Work required » Output the listing exactly, leaving nothing out.
= = = = = = =
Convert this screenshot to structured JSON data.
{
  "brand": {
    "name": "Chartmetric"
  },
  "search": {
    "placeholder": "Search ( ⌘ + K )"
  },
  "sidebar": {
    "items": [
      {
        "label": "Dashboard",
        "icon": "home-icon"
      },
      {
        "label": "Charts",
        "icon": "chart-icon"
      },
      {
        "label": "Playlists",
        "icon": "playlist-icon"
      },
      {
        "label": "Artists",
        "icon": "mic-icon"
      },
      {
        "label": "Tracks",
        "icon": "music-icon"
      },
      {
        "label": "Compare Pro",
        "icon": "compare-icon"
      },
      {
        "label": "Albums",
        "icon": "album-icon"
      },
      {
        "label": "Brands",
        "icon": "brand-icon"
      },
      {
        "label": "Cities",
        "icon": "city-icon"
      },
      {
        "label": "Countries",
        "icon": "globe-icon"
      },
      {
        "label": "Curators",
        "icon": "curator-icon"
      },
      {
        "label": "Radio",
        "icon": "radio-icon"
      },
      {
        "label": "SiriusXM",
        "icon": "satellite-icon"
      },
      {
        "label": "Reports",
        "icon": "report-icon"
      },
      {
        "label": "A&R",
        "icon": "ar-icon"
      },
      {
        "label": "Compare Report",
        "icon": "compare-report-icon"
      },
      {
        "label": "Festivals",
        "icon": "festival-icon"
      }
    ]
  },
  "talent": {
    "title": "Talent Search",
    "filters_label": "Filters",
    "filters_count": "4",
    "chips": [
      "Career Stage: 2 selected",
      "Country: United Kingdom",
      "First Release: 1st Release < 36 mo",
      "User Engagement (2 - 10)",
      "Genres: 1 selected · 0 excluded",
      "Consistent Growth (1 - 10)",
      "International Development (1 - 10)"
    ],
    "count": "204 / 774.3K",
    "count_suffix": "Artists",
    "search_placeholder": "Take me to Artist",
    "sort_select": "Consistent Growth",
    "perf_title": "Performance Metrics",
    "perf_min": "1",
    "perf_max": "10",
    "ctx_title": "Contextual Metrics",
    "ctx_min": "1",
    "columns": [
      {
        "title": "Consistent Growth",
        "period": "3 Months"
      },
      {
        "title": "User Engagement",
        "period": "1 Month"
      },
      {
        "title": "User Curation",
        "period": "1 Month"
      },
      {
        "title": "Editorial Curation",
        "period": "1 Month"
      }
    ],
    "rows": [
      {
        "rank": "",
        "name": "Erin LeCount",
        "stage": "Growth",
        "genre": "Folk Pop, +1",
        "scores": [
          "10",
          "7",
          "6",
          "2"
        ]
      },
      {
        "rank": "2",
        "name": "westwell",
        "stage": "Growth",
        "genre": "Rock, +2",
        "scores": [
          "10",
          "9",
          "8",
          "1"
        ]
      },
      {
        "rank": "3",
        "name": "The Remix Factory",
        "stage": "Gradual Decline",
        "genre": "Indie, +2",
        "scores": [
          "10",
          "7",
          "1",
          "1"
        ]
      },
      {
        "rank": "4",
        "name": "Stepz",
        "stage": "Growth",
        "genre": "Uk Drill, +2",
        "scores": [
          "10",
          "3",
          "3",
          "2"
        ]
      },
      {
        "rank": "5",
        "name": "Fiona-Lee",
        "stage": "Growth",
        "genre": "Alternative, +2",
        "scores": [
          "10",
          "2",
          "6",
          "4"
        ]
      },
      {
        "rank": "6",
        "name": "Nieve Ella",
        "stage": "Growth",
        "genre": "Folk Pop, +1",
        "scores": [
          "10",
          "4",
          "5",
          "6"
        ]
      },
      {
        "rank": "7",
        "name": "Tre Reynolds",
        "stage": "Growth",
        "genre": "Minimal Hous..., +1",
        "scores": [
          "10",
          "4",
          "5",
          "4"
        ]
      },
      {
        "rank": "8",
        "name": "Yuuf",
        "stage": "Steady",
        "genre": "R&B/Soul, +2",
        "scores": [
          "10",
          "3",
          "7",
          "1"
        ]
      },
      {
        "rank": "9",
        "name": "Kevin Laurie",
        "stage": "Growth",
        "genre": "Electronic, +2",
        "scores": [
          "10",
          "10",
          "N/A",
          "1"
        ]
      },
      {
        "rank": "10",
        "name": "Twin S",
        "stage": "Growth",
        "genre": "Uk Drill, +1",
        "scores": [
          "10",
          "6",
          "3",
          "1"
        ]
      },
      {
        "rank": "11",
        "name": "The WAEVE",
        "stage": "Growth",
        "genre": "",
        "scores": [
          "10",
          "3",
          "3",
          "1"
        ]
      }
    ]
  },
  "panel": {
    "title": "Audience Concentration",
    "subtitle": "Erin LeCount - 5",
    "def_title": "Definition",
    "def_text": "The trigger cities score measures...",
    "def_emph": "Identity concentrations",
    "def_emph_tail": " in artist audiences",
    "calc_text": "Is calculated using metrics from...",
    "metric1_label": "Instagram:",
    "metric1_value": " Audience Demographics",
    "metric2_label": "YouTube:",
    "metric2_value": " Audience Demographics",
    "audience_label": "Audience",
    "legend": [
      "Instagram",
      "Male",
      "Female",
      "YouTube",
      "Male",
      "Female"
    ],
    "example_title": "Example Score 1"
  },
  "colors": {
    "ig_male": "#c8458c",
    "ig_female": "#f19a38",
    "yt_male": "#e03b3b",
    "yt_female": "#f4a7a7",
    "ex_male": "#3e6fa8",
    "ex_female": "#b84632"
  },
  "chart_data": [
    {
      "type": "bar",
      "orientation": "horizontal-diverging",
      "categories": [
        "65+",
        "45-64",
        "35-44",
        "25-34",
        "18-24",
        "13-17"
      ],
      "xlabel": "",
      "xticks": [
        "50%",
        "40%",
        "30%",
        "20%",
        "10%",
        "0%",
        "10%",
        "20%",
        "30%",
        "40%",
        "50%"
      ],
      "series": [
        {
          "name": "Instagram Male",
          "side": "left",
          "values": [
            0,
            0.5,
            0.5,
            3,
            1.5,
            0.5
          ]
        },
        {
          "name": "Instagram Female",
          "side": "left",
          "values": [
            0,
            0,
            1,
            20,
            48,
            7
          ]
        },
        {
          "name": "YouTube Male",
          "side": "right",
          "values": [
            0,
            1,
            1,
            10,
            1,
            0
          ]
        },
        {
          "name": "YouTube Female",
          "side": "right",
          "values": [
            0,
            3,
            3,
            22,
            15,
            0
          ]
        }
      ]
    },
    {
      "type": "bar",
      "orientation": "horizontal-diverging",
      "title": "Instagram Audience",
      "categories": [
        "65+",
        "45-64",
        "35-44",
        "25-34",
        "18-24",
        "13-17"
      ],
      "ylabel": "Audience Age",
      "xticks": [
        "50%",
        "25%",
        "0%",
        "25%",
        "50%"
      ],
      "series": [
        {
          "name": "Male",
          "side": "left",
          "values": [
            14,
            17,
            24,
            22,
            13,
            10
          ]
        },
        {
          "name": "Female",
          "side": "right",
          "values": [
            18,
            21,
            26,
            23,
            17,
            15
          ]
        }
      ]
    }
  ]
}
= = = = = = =
Response »
Convert this screenshot to structured JSON data.
{
  "brand": {
    "name": "Chartmetric"
  },
  "search": {
    "placeholder": "Search ( ⌘ + K )"
  },
  "sidebar": {
    "items": [
      {
        "label": "Dashboard",
        "icon": "home-icon"
      },
      {
        "label": "Charts",
        "icon": "chart-icon"
      },
      {
        "label": "Playlists",
        "icon": "playlist-icon"
      },
      {
        "label": "Artists",
        "icon": "mic-icon"
      },
      {
        "label": "Tracks",
        "icon": "music-icon"
      },
      {
        "label": "Compare Pro",
        "icon": "compare-icon"
      },
      {
        "label": "Albums",
        "icon": "album-icon"
      },
      {
        "label": "Brands",
        "icon": "brand-icon"
      },
      {
        "label": "Cities",
        "icon": "city-icon"
      },
      {
        "label": "Countries",
        "icon": "globe-icon"
      },
      {
        "label": "Curators",
        "icon": "curator-icon"
      },
      {
        "label": "Radio",
        "icon": "radio-icon"
      },
      {
        "label": "SiriusXM",
        "icon": "satellite-icon"
      },
      {
        "label": "Reports",
        "icon": "report-icon"
      },
      {
        "label": "A&R",
        "icon": "ar-icon"
      },
      {
        "label": "Compare Report",
        "icon": "compare-report-icon"
      },
      {
        "label": "Festivals",
        "icon": "festival-icon"
      }
    ]
  },
  "talent": {
    "title": "Talent Search",
    "filters_label": "Filters",
    "filters_count": "4",
    "chips": [
      "Career Stage: 2 selected",
      "Country: United Kingdom",
      "First Release: 1st Release < 36 mo",
      "User Engagement (2 - 10)",
      "Genres: 1 selected · 0 excluded",
      "Consistent Growth (1 - 10)",
      "International Development (1 - 10)"
    ],
    "count": "204 / 774.3K",
    "count_suffix": "Artists",
    "search_placeholder": "Take me to Artist",
    "sort_select": "Consistent Growth",
    "perf_title": "Performance Metrics",
    "perf_min": "1",
    "perf_max": "10",
    "ctx_title": "Contextual Metrics",
    "ctx_min": "1",
    "columns": [
      {
        "title": "Consistent Growth",
        "period": "3 Months"
      },
      {
        "title": "User Engagement",
        "period": "1 Month"
      },
      {
        "title": "User Curation",
        "period": "1 Month"
      },
      {
        "title": "Editorial Curation",
        "period": "1 Month"
      }
    ],
    "rows": [
      {
        "rank": "",
        "name": "Erin LeCount",
        "stage": "Growth",
        "genre": "Folk Pop, +1",
        "scores": [
          "10",
          "7",
          "6",
          "2"
        ]
      },
      {
        "rank": "2",
        "name": "westwell",
        "stage": "Growth",
        "genre": "Rock, +2",
        "scores": [
          "10",
          "9",
          "8",
          "1"
        ]
      },
      {
        "rank": "3",
        "name": "The Remix Factory",
        "stage": "Gradual Decline",
        "genre": "Indie, +2",
        "scores": [
          "10",
          "7",
          "1",
          "1"
        ]
      },
      {
        "rank": "4",
        "name": "Stepz",
        "stage": "Growth",
        "genre": "Uk Drill, +2",
        "scores": [
          "10",
          "3",
          "3",
          "2"
        ]
      },
      {
        "rank": "5",
        "name": "Fiona-Lee",
        "stage": "Growth",
        "genre": "Alternative, +2",
        "scores": [
          "10",
          "2",
          "6",
          "4"
        ]
      },
      {
        "rank": "6",
        "name": "Nieve Ella",
        "stage": "Growth",
        "genre": "Folk Pop, +1",
        "scores": [
          "10",
          "4",
          "5",
          "6"
        ]
      },
      {
        "rank": "7",
        "name": "Tre Reynolds",
        "stage": "Growth",
        "genre": "Minimal Hous..., +1",
        "scores": [
          "10",
          "4",
          "5",
          "4"
        ]
      },
      {
        "rank": "8",
        "name": "Yuuf",
        "stage": "Steady",
        "genre": "R&B/Soul, +2",
        "scores": [
          "10",
          "3",
          "7",
          "1"
        ]
      },
      {
        "rank": "9",
        "name": "Kevin Laurie",
        "stage": "Growth",
        "genre": "Electronic, +2",
        "scores": [
          "10",
          "10",
          "N/A",
          "1"
        ]
      },
      {
        "rank": "10",
        "name": "Twin S",
        "stage": "Growth",
        "genre": "Uk Drill, +1",
        "scores": [
          "10",
          "6",
          "3",
          "1"
        ]
      },
      {
        "rank": "11",
        "name": "The WAEVE",
        "stage": "Growth",
        "genre": "",
        "scores": [
          "10",
          "3",
          "3",
          "1"
        ]
      }
    ]
  },
  "panel": {
    "title": "Audience Concentration",
    "subtitle": "Erin LeCount - 5",
    "def_title": "Definition",
    "def_text": "The trigger cities score measures...",
    "def_emph": "Identity concentrations",
    "def_emph_tail": " in artist audiences",
    "calc_text": "Is calculated using metrics from...",
    "metric1_label": "Instagram:",
    "metric1_value": " Audience Demographics",
    "metric2_label": "YouTube:",
    "metric2_value": " Audience Demographics",
    "audience_label": "Audience",
    "legend": [
      "Instagram",
      "Male",
      "Female",
      "YouTube",
      "Male",
      "Female"
    ],
    "example_title": "Example Score 1"
  },
  "colors": {
    "ig_male": "#c8458c",
    "ig_female": "#f19a38",
    "yt_male": "#e03b3b",
    "yt_female": "#f4a7a7",
    "ex_male": "#3e6fa8",
    "ex_female": "#b84632"
  },
  "chart_data": [
    {
      "type": "bar",
      "orientation": "horizontal-diverging",
      "categories": [
        "65+",
        "45-64",
        "35-44",
        "25-34",
        "18-24",
        "13-17"
      ],
      "xlabel": "",
      "xticks": [
        "50%",
        "40%",
        "30%",
        "20%",
        "10%",
        "0%",
        "10%",
        "20%",
        "30%",
        "40%",
        "50%"
      ],
      "series": [
        {
          "name": "Instagram Male",
          "side": "left",
          "values": [
            0,
            0.5,
            0.5,
            3,
            1.5,
            0.5
          ]
        },
        {
          "name": "Instagram Female",
          "side": "left",
          "values": [
            0,
            0,
            1,
            20,
            48,
            7
          ]
        },
        {
          "name": "YouTube Male",
          "side": "right",
          "values": [
            0,
            1,
            1,
            10,
            1,
            0
          ]
        },
        {
          "name": "YouTube Female",
          "side": "right",
          "values": [
            0,
            3,
            3,
            22,
            15,
            0
          ]
        }
      ]
    },
    {
      "type": "bar",
      "orientation": "horizontal-diverging",
      "title": "Instagram Audience",
      "categories": [
        "65+",
        "45-64",
        "35-44",
        "25-34",
        "18-24",
        "13-17"
      ],
      "ylabel": "Audience Age",
      "xticks": [
        "50%",
        "25%",
        "0%",
        "25%",
        "50%"
      ],
      "series": [
        {
          "name": "Male",
          "side": "left",
          "values": [
            14,
            17,
            24,
            22,
            13,
            10
          ]
        },
        {
          "name": "Female",
          "side": "right",
          "values": [
            18,
            21,
            26,
            23,
            17,
            15
          ]
        }
      ]
    }
  ]
}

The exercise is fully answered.